◆ What you need to do ◆
Collect from the data below each line with "description".
◆ ◆ ◆ ◆
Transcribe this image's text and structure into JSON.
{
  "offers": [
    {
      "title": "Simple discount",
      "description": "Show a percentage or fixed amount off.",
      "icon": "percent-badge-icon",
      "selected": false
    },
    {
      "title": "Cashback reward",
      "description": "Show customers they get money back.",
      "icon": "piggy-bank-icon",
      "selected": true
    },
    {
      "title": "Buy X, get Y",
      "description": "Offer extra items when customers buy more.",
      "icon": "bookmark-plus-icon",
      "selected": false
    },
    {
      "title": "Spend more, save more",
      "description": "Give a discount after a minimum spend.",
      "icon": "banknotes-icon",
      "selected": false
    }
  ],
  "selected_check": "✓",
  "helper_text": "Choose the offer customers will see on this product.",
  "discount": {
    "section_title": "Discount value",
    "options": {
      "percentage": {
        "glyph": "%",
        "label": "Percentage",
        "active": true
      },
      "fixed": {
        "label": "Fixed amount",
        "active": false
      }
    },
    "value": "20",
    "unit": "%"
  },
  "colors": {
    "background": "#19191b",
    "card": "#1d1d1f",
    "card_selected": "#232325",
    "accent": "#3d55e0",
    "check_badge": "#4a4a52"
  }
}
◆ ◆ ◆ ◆
◆ Written solution ◆
      "description": "Show a percentage or fixed amount off.",
      "description": "Show customers they get money back.",
      "description": "Offer extra items when customers buy more.",
      "description": "Give a discount after a minimum spend.",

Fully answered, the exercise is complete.